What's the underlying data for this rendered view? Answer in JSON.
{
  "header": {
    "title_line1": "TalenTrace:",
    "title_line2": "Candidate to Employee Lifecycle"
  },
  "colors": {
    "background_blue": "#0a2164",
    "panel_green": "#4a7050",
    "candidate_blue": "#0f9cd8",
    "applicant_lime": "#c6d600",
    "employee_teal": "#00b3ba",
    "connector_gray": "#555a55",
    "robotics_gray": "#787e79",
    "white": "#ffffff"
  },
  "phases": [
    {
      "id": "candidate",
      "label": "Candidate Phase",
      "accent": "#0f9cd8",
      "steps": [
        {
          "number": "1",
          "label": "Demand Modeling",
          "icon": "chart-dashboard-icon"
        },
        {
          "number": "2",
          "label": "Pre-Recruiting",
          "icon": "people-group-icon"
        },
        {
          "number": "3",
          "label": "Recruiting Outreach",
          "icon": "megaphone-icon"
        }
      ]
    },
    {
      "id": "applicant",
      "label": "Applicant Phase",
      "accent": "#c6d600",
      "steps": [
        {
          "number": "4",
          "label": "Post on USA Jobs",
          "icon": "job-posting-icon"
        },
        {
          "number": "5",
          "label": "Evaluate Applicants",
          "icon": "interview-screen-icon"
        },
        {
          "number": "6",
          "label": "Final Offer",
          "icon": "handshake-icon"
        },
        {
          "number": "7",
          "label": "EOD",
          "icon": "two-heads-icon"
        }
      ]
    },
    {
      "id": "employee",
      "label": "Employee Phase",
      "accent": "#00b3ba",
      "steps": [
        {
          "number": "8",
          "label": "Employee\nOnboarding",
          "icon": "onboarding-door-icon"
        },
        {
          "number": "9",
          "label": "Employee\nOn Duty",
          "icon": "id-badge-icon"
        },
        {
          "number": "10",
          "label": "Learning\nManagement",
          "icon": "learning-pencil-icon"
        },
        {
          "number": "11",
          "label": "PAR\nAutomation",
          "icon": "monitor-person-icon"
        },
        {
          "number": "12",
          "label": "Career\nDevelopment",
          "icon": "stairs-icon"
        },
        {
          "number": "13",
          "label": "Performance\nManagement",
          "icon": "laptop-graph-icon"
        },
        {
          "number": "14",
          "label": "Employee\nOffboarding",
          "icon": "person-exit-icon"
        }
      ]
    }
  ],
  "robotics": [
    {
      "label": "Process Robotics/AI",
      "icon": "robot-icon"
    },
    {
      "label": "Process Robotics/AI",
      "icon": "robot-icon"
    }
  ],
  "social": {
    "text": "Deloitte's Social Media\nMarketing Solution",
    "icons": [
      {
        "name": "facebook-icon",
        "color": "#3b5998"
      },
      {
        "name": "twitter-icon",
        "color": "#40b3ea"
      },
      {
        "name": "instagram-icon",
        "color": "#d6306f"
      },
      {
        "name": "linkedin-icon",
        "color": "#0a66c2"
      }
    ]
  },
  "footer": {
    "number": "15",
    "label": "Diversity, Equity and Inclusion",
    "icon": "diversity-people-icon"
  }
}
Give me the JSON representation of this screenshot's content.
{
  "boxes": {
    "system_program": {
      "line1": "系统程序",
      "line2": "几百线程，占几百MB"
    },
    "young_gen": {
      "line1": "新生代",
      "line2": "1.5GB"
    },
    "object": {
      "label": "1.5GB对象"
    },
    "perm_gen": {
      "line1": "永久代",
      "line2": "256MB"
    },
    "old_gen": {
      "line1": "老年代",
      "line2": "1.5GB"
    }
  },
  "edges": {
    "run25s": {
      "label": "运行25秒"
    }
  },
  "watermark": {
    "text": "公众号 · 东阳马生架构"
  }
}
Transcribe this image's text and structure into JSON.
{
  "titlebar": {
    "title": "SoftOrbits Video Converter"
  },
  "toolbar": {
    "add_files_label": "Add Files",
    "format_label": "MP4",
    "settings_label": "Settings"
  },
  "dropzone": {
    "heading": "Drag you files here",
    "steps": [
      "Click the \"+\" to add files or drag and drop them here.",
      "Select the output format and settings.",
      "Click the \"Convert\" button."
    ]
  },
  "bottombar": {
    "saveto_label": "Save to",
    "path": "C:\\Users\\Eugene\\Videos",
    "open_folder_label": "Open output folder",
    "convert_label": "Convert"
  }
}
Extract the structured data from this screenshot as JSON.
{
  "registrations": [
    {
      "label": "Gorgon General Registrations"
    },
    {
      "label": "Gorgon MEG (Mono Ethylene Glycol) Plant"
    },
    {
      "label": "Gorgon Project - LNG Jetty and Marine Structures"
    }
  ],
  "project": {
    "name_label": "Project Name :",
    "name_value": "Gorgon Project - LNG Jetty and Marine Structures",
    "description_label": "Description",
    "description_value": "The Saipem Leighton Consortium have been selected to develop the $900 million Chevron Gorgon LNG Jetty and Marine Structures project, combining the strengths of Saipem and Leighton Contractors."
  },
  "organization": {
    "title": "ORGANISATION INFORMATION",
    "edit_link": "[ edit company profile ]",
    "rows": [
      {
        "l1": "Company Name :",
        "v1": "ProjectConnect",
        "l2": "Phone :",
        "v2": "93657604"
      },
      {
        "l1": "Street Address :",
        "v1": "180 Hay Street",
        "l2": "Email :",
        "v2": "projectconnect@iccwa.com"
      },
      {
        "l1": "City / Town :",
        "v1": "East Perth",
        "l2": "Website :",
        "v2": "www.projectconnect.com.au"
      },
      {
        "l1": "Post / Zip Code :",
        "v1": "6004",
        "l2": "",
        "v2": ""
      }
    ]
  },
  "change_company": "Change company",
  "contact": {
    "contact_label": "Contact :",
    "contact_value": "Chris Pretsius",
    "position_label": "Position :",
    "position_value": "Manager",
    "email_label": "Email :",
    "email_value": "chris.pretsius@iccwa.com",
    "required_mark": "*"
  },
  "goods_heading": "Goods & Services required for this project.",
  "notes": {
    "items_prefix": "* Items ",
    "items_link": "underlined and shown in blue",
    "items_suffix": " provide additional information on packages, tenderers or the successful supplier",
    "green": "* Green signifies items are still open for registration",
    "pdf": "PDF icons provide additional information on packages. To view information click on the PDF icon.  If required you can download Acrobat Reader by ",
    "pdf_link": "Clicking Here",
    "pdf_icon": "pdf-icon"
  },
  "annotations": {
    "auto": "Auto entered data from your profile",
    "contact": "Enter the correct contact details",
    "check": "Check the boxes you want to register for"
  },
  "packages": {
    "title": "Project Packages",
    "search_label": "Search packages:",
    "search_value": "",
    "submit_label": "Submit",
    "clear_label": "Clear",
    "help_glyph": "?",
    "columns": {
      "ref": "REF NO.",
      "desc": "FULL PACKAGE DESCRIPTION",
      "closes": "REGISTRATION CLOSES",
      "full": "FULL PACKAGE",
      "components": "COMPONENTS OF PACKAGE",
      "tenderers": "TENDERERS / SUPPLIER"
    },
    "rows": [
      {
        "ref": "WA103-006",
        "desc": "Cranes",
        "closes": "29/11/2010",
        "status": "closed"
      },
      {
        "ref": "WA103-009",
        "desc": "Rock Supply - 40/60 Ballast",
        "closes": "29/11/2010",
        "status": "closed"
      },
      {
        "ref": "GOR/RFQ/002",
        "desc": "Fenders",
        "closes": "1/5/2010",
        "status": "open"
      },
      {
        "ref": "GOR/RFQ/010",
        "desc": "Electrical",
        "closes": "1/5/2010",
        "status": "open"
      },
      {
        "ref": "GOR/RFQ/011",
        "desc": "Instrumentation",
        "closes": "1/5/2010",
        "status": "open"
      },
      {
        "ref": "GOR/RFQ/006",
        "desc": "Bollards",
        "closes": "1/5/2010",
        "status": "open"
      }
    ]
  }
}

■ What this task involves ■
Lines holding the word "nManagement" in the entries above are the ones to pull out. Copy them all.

■ Output of the exercise ■
          "label": "Learning\nManagement",
          "label": "Performance\nManagement",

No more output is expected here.